- It has been a huge relief getting the great notices we have had so far.
I'm sure we'll get a few bad reviews eventually but so far the critical
response has been very positive. As I do this interview, we have just
played the film once at the New York City Horror Film Festival so far, but
the response there was really amazing.
projects you'd like to share?
Kelly - I have three projects in script development
right now, an anthology series called Tales from Hell that I have been
developing for a few years, a sequel to Late
Night Double Feature and
another project tentatively called Producer's Cut, but it is still in its
Jen – We don’t know yet exactly which of the
projects will end up being the next one, but you can be sure to see us
What got you into
filmmaking in the first place, and did you receive any formal training on
Kelly - My formal training in film is actually in classical animation, then later 3D
animation. How I got into live action
filmmaking was really just in the past few years. Between being a film
writer for publications like Fangoria and being the festival director for
the Blood in the Snow Canadian Film Festival, I guess I was just inspired
by what was around me and next thing I knew I was producing and writing
Jen – I kind of fell into it. I had no prior
experience before working on One More for the Road, but once I was on that
set I knew this was the place for me. I took the Producers
Foundation course with Raindance later that year, but for the most part I
learned by doing, and learning from our fellow Canadian filmmakers who
have been a fountain of knowledge and inspiration.
What can you tell us about your filmwork
prior to Late
Night Double Feature?
Kelly - As I mentioned somewhat before I wrote and
produced the film One More for the Road, but my filmography is still pretty
Jen – There will be plenty more to come. You
haven’t seen the last of us yet.
Kelly and Jen
producers, actors, whoever else who inspire you?
- Truly the hardest question ever, but some of my favorites tend to be
anything by Kubrick, Kurosawa and Hitchcock. I'm also a huge Mario Bava
fan [Mario Bava bio - click here]
and his Black Sabbath anthology film was a huge influence on
Night Double Feature.
Kelly - For horror, The
Shining, Day of the
the original Halloween are my top films.

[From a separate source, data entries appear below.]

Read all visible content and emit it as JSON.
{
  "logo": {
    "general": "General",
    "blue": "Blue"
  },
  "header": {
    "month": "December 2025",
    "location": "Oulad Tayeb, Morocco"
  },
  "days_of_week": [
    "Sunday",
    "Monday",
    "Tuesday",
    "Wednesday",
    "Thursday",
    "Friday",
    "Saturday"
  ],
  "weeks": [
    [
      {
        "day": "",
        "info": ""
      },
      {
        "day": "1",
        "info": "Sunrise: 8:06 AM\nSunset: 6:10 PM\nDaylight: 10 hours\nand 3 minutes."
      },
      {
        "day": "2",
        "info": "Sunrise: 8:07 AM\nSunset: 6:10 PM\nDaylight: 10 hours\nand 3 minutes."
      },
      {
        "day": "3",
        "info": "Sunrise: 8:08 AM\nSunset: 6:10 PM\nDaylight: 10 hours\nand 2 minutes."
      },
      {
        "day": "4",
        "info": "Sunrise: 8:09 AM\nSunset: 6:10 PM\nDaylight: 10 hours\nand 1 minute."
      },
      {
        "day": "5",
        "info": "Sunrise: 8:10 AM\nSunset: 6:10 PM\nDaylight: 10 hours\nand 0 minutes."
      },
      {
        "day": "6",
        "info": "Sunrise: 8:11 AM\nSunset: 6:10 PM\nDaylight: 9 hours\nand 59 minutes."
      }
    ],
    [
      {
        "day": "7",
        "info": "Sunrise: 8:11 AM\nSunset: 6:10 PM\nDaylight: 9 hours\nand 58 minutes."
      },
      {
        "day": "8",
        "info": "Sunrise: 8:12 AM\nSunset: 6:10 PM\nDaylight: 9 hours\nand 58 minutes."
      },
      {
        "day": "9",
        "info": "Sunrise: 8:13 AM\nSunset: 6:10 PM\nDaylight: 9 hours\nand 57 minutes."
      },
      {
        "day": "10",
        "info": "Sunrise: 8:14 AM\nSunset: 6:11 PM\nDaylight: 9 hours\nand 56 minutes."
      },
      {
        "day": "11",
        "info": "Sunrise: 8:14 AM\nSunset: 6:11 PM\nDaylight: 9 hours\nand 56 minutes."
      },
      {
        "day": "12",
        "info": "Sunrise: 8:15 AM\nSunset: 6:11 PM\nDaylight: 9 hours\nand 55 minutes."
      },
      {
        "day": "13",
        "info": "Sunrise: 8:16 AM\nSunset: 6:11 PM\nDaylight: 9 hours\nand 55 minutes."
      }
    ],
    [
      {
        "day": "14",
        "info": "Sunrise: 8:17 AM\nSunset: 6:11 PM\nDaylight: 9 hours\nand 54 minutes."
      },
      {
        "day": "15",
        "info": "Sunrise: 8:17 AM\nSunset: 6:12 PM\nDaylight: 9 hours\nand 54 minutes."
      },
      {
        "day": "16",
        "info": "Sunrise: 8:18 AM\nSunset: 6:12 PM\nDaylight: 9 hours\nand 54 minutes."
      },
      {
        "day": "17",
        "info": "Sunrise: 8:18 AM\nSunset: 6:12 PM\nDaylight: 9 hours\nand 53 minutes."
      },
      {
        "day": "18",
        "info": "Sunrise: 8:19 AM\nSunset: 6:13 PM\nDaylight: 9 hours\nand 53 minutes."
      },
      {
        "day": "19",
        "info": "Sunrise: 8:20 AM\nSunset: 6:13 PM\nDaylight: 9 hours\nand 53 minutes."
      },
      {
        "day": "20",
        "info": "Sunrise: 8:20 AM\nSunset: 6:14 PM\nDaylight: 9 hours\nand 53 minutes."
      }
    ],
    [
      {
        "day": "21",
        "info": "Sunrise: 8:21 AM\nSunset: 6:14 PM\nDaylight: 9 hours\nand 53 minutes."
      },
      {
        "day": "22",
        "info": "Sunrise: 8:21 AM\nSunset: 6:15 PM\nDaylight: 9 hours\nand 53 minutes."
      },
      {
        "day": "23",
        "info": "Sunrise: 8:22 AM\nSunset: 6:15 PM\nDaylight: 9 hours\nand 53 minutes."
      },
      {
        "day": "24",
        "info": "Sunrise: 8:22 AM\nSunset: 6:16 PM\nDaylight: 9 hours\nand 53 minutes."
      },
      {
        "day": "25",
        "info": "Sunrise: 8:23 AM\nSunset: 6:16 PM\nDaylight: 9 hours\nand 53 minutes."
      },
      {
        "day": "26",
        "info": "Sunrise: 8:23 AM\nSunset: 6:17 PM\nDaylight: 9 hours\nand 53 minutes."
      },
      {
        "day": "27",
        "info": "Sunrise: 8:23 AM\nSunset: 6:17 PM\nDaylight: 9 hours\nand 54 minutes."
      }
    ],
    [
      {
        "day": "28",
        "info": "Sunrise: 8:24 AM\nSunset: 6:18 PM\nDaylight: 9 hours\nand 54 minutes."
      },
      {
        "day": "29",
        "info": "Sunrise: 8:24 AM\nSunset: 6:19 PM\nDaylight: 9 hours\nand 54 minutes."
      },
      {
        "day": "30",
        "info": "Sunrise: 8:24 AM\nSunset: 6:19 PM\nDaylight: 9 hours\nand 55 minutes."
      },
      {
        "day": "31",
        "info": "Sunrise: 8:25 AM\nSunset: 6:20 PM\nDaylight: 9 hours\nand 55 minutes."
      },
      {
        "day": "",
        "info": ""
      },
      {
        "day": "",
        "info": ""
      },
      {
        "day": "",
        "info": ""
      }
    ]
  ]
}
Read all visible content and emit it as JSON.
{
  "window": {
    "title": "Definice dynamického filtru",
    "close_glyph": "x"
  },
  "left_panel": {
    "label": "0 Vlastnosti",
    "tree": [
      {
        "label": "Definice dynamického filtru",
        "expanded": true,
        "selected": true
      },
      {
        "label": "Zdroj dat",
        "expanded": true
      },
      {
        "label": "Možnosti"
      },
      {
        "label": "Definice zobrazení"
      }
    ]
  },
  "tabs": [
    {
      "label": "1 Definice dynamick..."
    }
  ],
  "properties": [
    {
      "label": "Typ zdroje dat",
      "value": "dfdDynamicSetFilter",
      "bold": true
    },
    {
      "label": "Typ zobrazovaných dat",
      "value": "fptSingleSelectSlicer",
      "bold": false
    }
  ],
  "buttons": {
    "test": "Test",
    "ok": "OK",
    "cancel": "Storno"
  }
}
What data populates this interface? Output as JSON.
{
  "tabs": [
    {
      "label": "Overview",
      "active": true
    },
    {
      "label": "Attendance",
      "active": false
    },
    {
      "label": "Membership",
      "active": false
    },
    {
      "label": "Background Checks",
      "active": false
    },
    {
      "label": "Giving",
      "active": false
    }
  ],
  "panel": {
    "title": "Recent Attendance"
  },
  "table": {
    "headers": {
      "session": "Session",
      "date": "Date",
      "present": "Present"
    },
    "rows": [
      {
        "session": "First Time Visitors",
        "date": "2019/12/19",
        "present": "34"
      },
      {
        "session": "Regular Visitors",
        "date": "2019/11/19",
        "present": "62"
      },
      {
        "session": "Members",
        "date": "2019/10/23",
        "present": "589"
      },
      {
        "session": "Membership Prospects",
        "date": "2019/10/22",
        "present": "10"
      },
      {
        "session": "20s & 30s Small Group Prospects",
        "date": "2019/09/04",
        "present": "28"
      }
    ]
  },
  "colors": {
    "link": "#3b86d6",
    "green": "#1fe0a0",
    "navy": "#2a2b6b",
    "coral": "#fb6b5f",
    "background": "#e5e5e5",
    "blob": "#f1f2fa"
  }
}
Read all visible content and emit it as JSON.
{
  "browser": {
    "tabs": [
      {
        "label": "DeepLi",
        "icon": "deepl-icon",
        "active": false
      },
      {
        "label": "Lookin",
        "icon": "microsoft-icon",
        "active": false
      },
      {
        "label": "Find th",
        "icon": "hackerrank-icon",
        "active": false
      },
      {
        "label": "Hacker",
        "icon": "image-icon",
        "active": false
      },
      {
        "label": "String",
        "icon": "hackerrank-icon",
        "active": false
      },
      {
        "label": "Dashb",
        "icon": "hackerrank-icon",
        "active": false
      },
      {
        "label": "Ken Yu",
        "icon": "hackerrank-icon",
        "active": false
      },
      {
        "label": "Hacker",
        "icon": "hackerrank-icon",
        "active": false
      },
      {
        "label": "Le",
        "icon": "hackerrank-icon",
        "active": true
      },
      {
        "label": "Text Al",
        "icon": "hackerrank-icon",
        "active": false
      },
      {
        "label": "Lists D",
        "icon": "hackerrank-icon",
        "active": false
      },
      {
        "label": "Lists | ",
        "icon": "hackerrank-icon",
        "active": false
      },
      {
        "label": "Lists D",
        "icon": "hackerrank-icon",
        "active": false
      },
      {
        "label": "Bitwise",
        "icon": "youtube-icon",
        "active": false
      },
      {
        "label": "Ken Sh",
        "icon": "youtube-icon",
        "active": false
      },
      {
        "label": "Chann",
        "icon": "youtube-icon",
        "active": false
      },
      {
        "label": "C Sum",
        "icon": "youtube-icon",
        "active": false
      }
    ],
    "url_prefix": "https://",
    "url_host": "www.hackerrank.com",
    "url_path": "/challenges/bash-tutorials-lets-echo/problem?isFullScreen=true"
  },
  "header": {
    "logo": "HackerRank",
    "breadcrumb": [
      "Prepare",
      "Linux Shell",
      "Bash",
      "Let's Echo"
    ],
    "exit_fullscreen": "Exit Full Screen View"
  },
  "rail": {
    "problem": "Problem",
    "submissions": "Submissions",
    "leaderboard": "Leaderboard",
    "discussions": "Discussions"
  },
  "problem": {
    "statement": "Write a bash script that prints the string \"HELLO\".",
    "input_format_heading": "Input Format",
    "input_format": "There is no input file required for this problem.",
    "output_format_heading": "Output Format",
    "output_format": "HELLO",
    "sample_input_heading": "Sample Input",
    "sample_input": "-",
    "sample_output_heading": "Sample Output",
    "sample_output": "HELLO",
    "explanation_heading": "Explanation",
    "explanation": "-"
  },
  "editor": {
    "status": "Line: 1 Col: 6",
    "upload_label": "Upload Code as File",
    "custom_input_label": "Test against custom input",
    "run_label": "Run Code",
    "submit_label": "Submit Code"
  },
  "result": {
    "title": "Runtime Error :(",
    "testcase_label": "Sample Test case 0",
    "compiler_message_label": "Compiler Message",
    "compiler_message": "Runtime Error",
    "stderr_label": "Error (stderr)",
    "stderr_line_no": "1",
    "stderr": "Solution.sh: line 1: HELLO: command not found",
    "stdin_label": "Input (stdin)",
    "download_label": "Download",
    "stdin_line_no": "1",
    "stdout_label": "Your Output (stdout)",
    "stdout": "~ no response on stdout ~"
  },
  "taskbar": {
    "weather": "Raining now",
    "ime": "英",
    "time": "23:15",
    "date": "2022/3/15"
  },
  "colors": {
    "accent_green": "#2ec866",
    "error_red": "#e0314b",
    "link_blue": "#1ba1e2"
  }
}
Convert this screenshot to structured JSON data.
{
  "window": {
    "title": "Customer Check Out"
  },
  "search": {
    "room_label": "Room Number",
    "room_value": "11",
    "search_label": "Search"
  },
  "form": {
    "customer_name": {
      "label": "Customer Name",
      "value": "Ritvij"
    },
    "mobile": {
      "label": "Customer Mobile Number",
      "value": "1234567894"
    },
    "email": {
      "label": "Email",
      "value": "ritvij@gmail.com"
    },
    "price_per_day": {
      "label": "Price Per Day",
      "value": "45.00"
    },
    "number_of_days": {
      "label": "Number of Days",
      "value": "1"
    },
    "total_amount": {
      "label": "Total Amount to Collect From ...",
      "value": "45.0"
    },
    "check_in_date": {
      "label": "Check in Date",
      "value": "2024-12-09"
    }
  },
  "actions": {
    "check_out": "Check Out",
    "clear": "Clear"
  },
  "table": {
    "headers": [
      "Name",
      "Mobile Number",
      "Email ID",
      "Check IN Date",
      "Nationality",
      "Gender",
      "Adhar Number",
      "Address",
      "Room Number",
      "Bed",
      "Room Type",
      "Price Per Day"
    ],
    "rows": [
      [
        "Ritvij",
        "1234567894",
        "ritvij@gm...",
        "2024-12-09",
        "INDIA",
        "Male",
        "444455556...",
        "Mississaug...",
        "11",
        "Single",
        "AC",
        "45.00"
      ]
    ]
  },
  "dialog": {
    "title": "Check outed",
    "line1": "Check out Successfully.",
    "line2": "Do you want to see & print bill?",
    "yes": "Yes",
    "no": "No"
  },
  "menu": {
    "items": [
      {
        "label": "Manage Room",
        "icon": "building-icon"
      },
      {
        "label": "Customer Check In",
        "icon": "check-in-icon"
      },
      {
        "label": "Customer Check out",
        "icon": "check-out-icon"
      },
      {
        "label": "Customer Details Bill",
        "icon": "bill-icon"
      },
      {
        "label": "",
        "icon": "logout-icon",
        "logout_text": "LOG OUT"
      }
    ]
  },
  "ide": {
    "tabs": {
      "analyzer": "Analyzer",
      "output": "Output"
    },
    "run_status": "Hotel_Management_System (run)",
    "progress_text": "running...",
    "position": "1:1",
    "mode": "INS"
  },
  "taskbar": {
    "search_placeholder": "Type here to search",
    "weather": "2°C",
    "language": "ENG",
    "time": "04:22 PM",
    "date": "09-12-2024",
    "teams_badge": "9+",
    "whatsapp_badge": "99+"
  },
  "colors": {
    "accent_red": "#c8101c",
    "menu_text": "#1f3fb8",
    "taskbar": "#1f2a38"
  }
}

Overall I am pretty old school, I
AIP and the classic
Jen – I’m a big fan of movies which explore the
darker side of humanity. Films like Requiem for a Dream, American
Beauty, and Fight Club are among my favorites.
... and of course, films you really
Kelly - I have zero interest in horror flicks with
no "voice". Not really into shock for shock value, if you are
going to make a film have something to say.
Jen – I don’t think there is any such thing as a
really terrible film. Even the worst film can become great fun if
you go in with the right attitude.
Your/your movie's website, Facebook, whatever
Feeling lucky ?
any of my partnershops yourself
for more, better results ?
The links below
will take you
Kelly - you can find out about our
team's projects at
our Twitter is
and our Facebook group
Anything else you are dying to mention and I have
merely forgotten to ask?
Kelly - I think one thing worth mentioning is that
there are some interesting crossovers of team members in different
segments. I directed the Night Clown faux trailer, our actor Jason Tannis
who plays Orson in the wraparound directed the faux commercial called Killer
Mortgage Rates. Jen composed some brief music pieces for the film
and our other producer R.X. Zammit sings the closing theme song. And the
list goes on and on.... but I'll save that for the audio commentary!
Jen – There are a ton of easter eggs in the film
for anyone who is paying attention.
Thanks for the interview!